Records from a dataset:
--------------------------------------------------

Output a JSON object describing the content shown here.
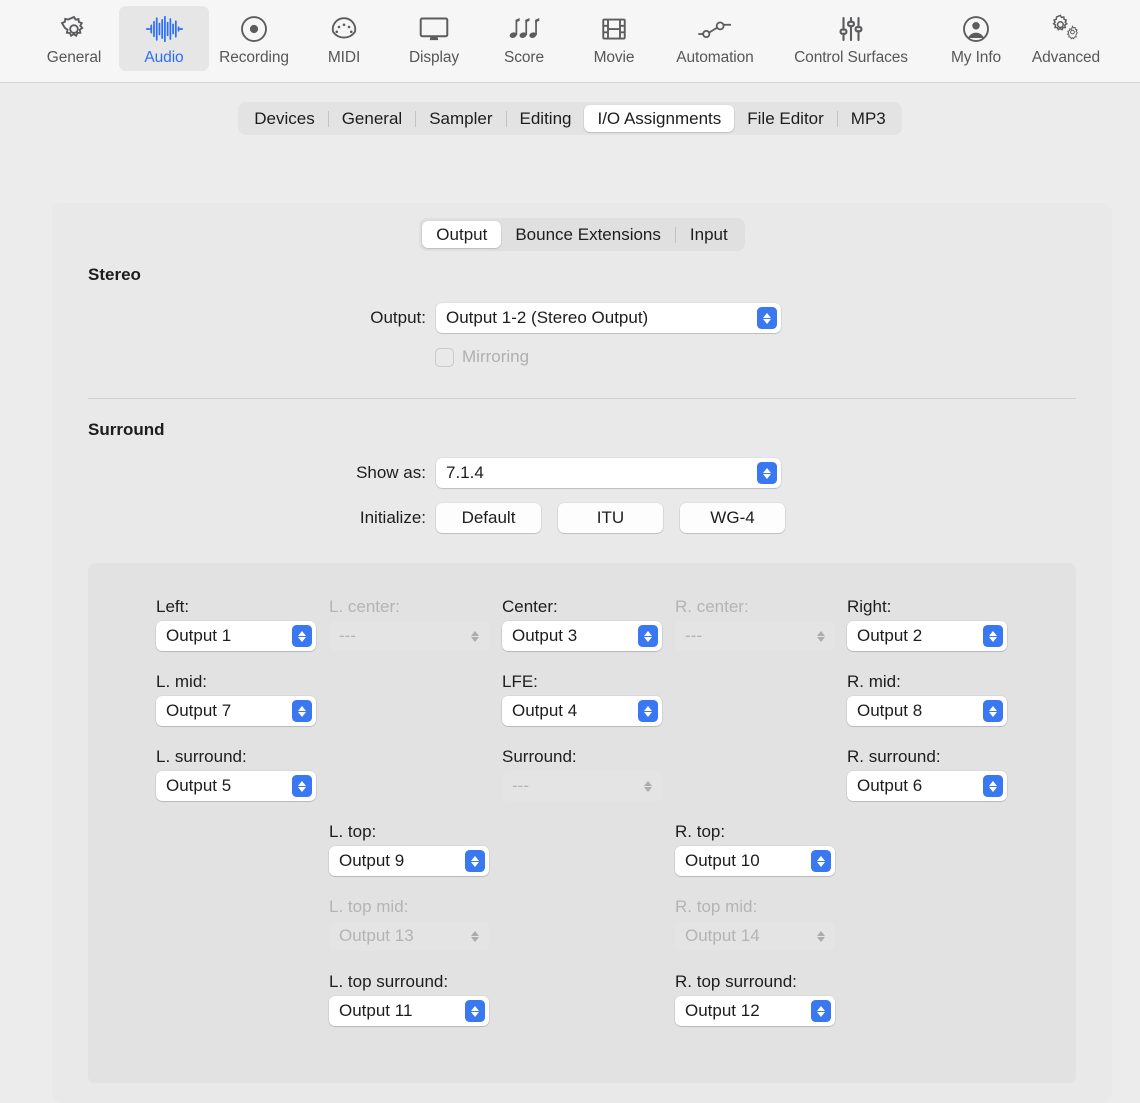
{
  "toolbar": {
    "items": [
      {
        "label": "General",
        "icon": "gear-icon",
        "selected": false
      },
      {
        "label": "Audio",
        "icon": "waveform-icon",
        "selected": true
      },
      {
        "label": "Recording",
        "icon": "record-circle-icon",
        "selected": false
      },
      {
        "label": "MIDI",
        "icon": "midi-connector-icon",
        "selected": false
      },
      {
        "label": "Display",
        "icon": "monitor-icon",
        "selected": false
      },
      {
        "label": "Score",
        "icon": "music-notes-icon",
        "selected": false
      },
      {
        "label": "Movie",
        "icon": "film-strip-icon",
        "selected": false
      },
      {
        "label": "Automation",
        "icon": "automation-node-icon",
        "selected": false
      },
      {
        "label": "Control Surfaces",
        "icon": "sliders-icon",
        "selected": false
      },
      {
        "label": "My Info",
        "icon": "person-circle-icon",
        "selected": false
      },
      {
        "label": "Advanced",
        "icon": "double-gear-icon",
        "selected": false
      }
    ]
  },
  "tabs": {
    "items": [
      {
        "label": "Devices",
        "active": false
      },
      {
        "label": "General",
        "active": false
      },
      {
        "label": "Sampler",
        "active": false
      },
      {
        "label": "Editing",
        "active": false
      },
      {
        "label": "I/O Assignments",
        "active": true
      },
      {
        "label": "File Editor",
        "active": false
      },
      {
        "label": "MP3",
        "active": false
      }
    ]
  },
  "subtabs": {
    "items": [
      {
        "label": "Output",
        "active": true
      },
      {
        "label": "Bounce Extensions",
        "active": false
      },
      {
        "label": "Input",
        "active": false
      }
    ]
  },
  "stereo": {
    "title": "Stereo",
    "output_label": "Output:",
    "output_value": "Output 1-2 (Stereo Output)",
    "mirroring_label": "Mirroring",
    "mirroring_checked": false,
    "mirroring_enabled": false
  },
  "surround": {
    "title": "Surround",
    "show_as_label": "Show as:",
    "show_as_value": "7.1.4",
    "initialize_label": "Initialize:",
    "initialize_buttons": [
      "Default",
      "ITU",
      "WG-4"
    ],
    "channels": [
      {
        "label": "Left:",
        "value": "Output 1",
        "enabled": true
      },
      {
        "label": "L. center:",
        "value": "---",
        "enabled": false
      },
      {
        "label": "Center:",
        "value": "Output 3",
        "enabled": true
      },
      {
        "label": "R. center:",
        "value": "---",
        "enabled": false
      },
      {
        "label": "Right:",
        "value": "Output 2",
        "enabled": true
      },
      {
        "label": "L. mid:",
        "value": "Output 7",
        "enabled": true
      },
      {
        "label": "LFE:",
        "value": "Output 4",
        "enabled": true
      },
      {
        "label": "R. mid:",
        "value": "Output 8",
        "enabled": true
      },
      {
        "label": "L. surround:",
        "value": "Output 5",
        "enabled": true
      },
      {
        "label": "Surround:",
        "value": "---",
        "enabled": false
      },
      {
        "label": "R. surround:",
        "value": "Output 6",
        "enabled": true
      },
      {
        "label": "L. top:",
        "value": "Output 9",
        "enabled": true
      },
      {
        "label": "R. top:",
        "value": "Output 10",
        "enabled": true
      },
      {
        "label": "L. top mid:",
        "value": "Output 13",
        "enabled": false
      },
      {
        "label": "R. top mid:",
        "value": "Output 14",
        "enabled": false
      },
      {
        "label": "L. top surround:",
        "value": "Output 11",
        "enabled": true
      },
      {
        "label": "R. top surround:",
        "value": "Output 12",
        "enabled": true
      }
    ]
  },
  "colors": {
    "accent": "#3a78f2",
    "window_bg": "#ececec",
    "toolbar_bg": "#f6f6f6",
    "panel_bg": "#e9e9e9",
    "grid_panel_bg": "#e2e2e2",
    "text": "#1d1d1f",
    "disabled_text": "#b4b4b4"
  }
}
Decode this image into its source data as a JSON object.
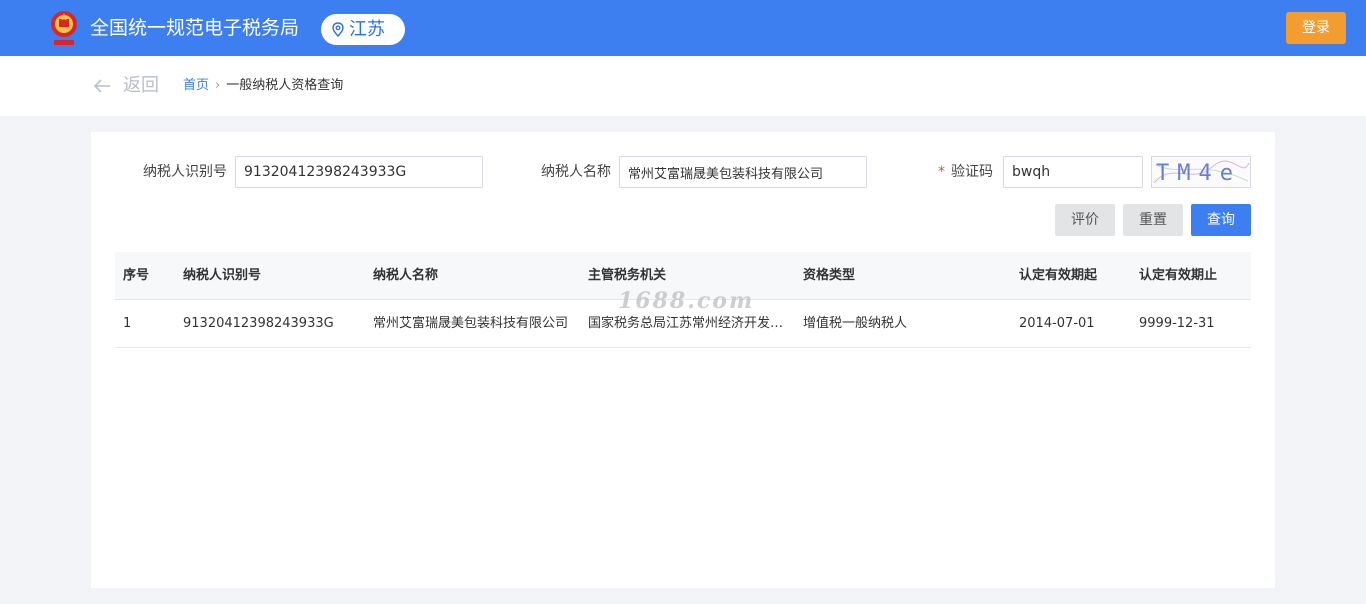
{
  "header": {
    "site_title": "全国统一规范电子税务局",
    "region": "江苏",
    "login_label": "登录",
    "emblem_icon": "national-emblem-icon",
    "location_icon": "location-pin-icon",
    "brand_color": "#3d7ef0",
    "login_color": "#f39c2f"
  },
  "nav": {
    "back_label": "返回",
    "back_icon": "arrow-left-icon",
    "breadcrumb": {
      "home": "首页",
      "separator": "›",
      "current": "一般纳税人资格查询"
    }
  },
  "form": {
    "taxpayer_id_label": "纳税人识别号",
    "taxpayer_id_value": "91320412398243933G",
    "taxpayer_name_label": "纳税人名称",
    "taxpayer_name_value": "常州艾富瑞晟美包装科技有限公司",
    "required_mark": "*",
    "captcha_label": "验证码",
    "captcha_value": "bwqh",
    "captcha_image_text": "TM4e"
  },
  "actions": {
    "evaluate_label": "评价",
    "reset_label": "重置",
    "query_label": "查询"
  },
  "table": {
    "columns": [
      "序号",
      "纳税人识别号",
      "纳税人名称",
      "主管税务机关",
      "资格类型",
      "认定有效期起",
      "认定有效期止"
    ],
    "rows": [
      [
        "1",
        "91320412398243933G",
        "常州艾富瑞晟美包装科技有限公司",
        "国家税务总局江苏常州经济开发区税务局",
        "增值税一般纳税人",
        "2014-07-01",
        "9999-12-31"
      ]
    ]
  },
  "watermark": "1688.com"
}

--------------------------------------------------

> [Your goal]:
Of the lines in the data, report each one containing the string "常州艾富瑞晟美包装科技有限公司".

> [Answer space]:
    "taxpayer_name_value": "常州艾富瑞晟美包装科技有限公司",
        "常州艾富瑞晟美包装科技有限公司",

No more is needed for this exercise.